Despite the haunting setting and skillful world-building, Wicked Saints fails to deliver on its essential promises. Three stars for a clumsy, frustrating fantasy. A girl who can speak to gods must save her people without destroying herself. A prince in danger must decide who to trust. A boy with a monstrous secret waits in the…
I had high hopes for The Hazel Wood but ended up confused, frustrated, and worst of all, bored. Two stars for incoherent execution on a wonderful urban fantasy concept.
I have the time and the spoons today, so I’m going to try to dig into the complete mess that is this post, because I think it’s more than just a bad take. It’s indicative of some deep problems in publishing.
Judging from the amount of contemporary romance, it seems we’ve officially in publishing’s summer season. I’m watching five new titles hitting shelves today.
Swoon. Delivering sweet, seaside romance, Don’t Date Rosa Santos is a moving coming-of-age about family, heritage, and what lies beyond the ocean.
If everything has gone as planned, you should be reading this post on my shiny new blog. I moved last week from WordPress.com to self-hosted. I migrated my followers and I’ll be setting up link redirects soon, so nothing should change for you apart from this ~fresh new look.~ I’m still working out the wrinkles,…

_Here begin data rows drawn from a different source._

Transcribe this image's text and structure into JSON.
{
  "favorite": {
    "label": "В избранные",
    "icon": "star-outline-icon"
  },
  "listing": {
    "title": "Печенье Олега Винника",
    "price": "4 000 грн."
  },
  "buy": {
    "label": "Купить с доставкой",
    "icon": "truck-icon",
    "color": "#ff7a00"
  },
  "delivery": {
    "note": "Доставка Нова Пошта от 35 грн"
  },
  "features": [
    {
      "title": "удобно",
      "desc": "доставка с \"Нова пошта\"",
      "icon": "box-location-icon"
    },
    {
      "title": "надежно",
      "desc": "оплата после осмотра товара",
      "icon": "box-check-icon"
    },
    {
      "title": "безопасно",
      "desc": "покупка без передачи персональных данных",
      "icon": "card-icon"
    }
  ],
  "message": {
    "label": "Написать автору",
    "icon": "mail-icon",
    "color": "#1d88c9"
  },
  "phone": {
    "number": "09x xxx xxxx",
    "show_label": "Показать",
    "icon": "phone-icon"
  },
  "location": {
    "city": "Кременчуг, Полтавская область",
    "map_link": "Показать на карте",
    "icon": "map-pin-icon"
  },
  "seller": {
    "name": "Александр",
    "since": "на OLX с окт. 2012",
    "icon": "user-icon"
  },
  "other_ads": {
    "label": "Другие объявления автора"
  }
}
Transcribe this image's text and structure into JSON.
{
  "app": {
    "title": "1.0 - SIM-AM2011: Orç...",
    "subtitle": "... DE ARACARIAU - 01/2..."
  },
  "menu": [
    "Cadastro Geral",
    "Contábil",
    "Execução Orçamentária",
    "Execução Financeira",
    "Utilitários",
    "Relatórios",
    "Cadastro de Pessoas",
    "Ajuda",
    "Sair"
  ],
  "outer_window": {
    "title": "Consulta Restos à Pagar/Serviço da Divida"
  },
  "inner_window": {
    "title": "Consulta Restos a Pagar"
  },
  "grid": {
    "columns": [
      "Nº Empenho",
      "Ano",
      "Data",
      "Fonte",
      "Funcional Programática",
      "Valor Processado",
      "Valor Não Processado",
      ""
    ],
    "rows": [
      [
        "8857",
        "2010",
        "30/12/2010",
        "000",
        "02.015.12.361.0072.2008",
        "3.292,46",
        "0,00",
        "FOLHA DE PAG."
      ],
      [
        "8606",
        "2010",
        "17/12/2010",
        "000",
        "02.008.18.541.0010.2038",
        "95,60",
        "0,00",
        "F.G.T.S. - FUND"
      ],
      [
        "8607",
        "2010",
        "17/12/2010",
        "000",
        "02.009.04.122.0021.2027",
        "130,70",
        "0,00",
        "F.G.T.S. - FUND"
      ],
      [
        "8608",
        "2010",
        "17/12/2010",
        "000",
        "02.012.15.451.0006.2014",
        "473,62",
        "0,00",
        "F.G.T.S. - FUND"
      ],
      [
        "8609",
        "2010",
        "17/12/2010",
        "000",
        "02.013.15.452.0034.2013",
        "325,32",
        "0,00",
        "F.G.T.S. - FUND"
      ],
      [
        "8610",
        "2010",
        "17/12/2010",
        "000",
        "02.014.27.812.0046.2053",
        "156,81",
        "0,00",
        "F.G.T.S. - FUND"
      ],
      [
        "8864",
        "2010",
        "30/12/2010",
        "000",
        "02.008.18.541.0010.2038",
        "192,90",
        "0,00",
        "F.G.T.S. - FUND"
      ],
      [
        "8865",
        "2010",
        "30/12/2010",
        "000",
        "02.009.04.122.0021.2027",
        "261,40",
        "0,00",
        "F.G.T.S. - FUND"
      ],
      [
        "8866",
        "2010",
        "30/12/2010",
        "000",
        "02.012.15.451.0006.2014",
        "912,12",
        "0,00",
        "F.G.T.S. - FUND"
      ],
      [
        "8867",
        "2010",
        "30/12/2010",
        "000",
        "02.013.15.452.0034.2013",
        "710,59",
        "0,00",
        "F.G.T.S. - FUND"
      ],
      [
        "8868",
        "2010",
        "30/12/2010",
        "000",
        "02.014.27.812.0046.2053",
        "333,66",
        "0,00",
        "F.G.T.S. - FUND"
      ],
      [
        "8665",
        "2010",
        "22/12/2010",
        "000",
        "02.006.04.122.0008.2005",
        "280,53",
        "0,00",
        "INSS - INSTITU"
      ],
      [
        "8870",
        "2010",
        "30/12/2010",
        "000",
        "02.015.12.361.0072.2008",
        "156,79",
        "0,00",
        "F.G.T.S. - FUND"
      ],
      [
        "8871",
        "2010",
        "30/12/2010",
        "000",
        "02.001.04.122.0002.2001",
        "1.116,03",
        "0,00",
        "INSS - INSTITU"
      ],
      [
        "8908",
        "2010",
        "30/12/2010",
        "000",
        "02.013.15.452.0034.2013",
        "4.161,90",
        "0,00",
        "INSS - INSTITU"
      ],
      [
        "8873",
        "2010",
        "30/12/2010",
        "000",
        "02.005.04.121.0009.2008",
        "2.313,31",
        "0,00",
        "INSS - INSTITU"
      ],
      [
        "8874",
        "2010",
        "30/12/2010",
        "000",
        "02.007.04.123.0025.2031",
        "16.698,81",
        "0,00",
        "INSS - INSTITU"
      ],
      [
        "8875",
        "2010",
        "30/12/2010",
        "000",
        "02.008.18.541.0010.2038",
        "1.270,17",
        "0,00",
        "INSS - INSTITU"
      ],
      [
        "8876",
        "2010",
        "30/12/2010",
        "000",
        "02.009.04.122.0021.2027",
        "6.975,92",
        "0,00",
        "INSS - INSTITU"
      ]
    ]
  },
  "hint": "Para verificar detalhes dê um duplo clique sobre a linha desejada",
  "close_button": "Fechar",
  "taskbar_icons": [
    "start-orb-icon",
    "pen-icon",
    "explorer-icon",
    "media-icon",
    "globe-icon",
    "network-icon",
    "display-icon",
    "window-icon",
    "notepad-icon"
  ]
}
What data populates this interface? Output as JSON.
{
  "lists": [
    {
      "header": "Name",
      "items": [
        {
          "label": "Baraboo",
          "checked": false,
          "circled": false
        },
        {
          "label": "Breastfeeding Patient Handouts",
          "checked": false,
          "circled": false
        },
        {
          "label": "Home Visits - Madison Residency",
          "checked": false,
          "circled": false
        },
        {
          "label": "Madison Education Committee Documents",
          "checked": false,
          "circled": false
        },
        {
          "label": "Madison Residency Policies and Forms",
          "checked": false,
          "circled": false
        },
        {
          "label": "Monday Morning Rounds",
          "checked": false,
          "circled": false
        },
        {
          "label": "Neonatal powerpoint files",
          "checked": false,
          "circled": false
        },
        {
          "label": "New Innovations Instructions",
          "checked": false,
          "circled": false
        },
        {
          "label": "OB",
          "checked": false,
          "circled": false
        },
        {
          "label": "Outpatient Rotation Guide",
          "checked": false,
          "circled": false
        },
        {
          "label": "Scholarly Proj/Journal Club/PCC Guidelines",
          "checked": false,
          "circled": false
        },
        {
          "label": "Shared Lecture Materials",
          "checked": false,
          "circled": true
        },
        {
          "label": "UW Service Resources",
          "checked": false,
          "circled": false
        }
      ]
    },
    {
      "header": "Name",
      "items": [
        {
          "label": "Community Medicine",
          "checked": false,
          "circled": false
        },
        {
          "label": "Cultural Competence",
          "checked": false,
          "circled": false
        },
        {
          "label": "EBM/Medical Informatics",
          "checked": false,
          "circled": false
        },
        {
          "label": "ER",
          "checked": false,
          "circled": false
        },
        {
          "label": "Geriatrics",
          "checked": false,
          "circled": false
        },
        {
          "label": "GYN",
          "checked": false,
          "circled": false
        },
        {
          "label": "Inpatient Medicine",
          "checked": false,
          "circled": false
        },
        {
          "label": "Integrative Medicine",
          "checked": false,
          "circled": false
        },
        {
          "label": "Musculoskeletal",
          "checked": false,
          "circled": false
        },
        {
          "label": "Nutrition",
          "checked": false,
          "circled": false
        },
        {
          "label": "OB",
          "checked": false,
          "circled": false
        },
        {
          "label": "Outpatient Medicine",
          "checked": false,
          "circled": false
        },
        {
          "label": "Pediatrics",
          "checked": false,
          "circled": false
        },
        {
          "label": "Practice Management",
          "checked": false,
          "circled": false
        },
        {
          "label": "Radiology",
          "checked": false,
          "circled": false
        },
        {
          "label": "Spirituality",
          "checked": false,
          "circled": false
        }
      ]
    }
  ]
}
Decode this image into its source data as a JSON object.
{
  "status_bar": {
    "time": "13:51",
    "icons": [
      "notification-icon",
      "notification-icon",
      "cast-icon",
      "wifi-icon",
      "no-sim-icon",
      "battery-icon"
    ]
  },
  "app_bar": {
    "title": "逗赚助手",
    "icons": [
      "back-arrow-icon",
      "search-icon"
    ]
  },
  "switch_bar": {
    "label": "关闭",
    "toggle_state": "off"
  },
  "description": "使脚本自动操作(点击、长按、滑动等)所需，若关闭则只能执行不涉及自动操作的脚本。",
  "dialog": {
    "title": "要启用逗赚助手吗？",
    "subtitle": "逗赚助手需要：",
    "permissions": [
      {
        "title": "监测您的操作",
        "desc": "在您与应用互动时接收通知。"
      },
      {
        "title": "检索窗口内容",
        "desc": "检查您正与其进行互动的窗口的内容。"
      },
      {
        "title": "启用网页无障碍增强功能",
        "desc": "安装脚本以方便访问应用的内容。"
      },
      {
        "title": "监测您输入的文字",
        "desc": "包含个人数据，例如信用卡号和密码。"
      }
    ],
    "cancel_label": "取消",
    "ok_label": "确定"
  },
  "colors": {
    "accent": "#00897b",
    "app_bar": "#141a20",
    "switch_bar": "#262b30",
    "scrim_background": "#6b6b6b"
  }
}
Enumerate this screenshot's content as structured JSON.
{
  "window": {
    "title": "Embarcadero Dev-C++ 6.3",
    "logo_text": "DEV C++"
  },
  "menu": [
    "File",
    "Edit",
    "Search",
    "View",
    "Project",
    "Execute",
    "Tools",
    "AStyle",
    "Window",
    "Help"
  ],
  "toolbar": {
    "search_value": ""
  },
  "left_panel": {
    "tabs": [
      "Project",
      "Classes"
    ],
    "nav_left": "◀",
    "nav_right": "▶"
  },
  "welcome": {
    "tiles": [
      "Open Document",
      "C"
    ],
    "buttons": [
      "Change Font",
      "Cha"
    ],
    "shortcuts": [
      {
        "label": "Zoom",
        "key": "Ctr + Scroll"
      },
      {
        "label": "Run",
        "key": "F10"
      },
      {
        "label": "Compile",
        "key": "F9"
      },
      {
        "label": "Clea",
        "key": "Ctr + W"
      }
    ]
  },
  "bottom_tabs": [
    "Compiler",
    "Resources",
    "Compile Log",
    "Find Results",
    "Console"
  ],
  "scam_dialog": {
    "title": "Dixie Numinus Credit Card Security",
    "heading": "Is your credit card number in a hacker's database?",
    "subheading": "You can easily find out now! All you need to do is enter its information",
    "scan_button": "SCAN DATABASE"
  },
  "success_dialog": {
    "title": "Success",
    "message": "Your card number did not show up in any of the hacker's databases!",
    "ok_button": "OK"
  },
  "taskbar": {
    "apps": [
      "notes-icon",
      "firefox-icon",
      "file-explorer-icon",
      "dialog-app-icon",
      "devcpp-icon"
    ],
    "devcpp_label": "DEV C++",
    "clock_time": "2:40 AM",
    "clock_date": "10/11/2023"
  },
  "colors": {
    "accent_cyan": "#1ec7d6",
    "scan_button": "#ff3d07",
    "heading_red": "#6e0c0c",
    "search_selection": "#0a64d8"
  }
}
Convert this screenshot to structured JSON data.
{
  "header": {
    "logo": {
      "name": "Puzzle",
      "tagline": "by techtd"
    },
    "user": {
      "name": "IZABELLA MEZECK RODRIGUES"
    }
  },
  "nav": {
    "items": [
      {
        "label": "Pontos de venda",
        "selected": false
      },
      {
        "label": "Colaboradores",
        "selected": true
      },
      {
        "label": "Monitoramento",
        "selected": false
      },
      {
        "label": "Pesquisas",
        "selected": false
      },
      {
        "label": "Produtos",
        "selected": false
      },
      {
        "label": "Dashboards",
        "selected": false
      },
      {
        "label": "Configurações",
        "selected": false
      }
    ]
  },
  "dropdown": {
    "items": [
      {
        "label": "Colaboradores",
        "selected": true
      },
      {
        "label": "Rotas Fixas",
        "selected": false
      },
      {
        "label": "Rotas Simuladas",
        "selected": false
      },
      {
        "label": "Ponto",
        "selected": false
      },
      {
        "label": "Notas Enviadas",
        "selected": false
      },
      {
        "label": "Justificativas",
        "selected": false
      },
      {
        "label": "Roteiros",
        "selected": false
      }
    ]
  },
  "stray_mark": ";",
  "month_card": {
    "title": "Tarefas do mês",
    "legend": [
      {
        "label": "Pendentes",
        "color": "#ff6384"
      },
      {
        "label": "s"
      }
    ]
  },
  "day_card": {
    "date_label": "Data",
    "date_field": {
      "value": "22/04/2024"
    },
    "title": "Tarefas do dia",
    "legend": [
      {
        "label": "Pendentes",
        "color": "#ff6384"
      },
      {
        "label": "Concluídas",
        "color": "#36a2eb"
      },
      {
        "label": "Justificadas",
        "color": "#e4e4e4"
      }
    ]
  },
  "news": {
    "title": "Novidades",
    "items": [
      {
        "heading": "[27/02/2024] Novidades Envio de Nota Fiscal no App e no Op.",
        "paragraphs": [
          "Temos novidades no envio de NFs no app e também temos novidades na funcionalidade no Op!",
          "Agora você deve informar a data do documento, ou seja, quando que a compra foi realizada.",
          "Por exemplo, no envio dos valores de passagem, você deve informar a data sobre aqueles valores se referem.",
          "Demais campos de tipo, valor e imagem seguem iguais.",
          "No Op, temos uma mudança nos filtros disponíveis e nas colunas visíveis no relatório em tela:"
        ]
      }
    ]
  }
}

I review my month in reading, reviewing, and writing.
Four books I’m watching that hit shelves today:
Penguin Random House’s Delacorte Press has confirmed that Amélie Zhao’s embattled fantasy YA debut, Blood Heir, has been rescheduled for publication this November.